Search online. To find Rock Steady affiliates, click "Find a Class" on the Rock Steady website at rocksteadyboxing.org. Affiliates are independently owned and set their own prices; contact locations for details. For information about Knock Out Parkinson's, PD Gladiators, and Punching Out Parkinson's, go to knockoutparkinsons.com ($70 a month; the first class is a free assessment), pdgladiators.org ($70 to $80 a month), and punchingoutparkinsons.org (classes are subsidized by fundraisers, so they are free or very low-cost), respectively. You'll also likely find local options by typing "Parkinson's boxing program" into a web browser. "If the exact club doesn't come up, local news outlets often have done stories and may have links," says Mark Royce, founder of Knock Out Parkinson's.

Check certification. Make sure the people running the program understand Parkinson's disease. If they haven't been certified by an organization like Rock Steady—certification indicates that they've been informed about aspects of working with people with Parkinson's disease, such as how symptoms can change abruptly and how to adapt exercises to level-based class formats—check the program's website for program directors, coaches, managers, advisors, board members, or supporting organizations with a background in neurology.

Observe before starting. Ask to watch a class before making any decisions. "I've seen two or three people decide it's not their cup of tea," says Lee Goderstad of Minneapolis, who joined Knock Out Parkinson's in March 2016.

Consider a commitment. Participants often say that the benefits become noticeable after about three months. "A year ago, I needed to grab a handle to propel myself out of a car," says Goderstad. "Now I just swing my legs out and start walking like anybody else, except a little slower."

The urge to return to the gym may be one of the most important benefits. "I hear good reports about boxing, even from patients who use assistive devices for gait and balance," says Lisa M. Shulman, MD, FAAN, professor of neurology and director of the University of Maryland Parkinson's Disease and Movement Disorders Center in Baltimore. "People are so enthusiastic that they stay motivated to show up at the gym.
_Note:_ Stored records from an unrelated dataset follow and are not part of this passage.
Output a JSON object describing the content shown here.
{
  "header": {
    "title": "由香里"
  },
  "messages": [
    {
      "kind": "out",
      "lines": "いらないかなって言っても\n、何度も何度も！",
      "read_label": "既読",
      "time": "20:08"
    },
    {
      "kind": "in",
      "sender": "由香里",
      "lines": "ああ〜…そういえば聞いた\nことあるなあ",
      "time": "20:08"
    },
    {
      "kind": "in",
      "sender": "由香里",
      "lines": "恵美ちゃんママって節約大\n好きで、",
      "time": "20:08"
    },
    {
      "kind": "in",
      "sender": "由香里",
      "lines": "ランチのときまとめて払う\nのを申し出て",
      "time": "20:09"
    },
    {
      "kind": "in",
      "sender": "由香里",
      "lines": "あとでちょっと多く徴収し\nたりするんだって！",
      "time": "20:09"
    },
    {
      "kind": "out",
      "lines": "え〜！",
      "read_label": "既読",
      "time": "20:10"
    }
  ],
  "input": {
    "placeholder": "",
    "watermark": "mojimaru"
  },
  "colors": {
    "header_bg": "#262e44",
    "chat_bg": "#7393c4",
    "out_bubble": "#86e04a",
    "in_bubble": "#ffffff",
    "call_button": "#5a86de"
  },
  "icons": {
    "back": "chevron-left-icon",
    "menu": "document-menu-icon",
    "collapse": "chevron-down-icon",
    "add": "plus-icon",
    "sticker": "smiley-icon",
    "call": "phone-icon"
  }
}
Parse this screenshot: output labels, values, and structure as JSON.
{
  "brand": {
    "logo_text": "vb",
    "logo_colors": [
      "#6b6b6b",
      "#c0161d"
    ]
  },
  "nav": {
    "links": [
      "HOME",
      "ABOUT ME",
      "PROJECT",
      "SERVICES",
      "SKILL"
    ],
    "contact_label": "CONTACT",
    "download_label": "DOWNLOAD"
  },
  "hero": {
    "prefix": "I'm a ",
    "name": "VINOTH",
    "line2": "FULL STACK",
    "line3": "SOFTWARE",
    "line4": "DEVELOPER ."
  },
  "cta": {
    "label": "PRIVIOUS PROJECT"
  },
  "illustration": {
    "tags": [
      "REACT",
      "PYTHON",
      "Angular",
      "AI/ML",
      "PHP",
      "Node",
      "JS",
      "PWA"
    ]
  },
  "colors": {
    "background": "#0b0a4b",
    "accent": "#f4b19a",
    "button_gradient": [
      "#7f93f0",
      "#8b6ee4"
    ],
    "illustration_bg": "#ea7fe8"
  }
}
And showing up is more than half the battle."

Assess your medication. Work with your neurologist to optimize your medication regimen so that your function is highest while exercising, advises Adolfo Ramirez-Zamora, MD, associate professor of neurology at the University of Florida Center for Movement Disorders and Neurorestoration in Gainesville. Exercise may even help minimize side effects such as sleepiness, lack of motivation, and fatigue. "We need better research in this area," he says, "but many people report a beneficial effect on alertness and energy."

Stay safe. Work with a coach or fitness trainer on a plan that takes into account your individual symptoms and patterns. If you have trouble with balance or are otherwise at risk of falling, consider having a care partner accompany you to the gym.

Lobby for a program. If no program exists in your area, find a local health care or fitness organization that might be willing to send someone for training. "It's a great add-on program for boxing clubs that already have equipment and often sit empty at certain times of day," says Rock Steady executive director Joyce Johnson.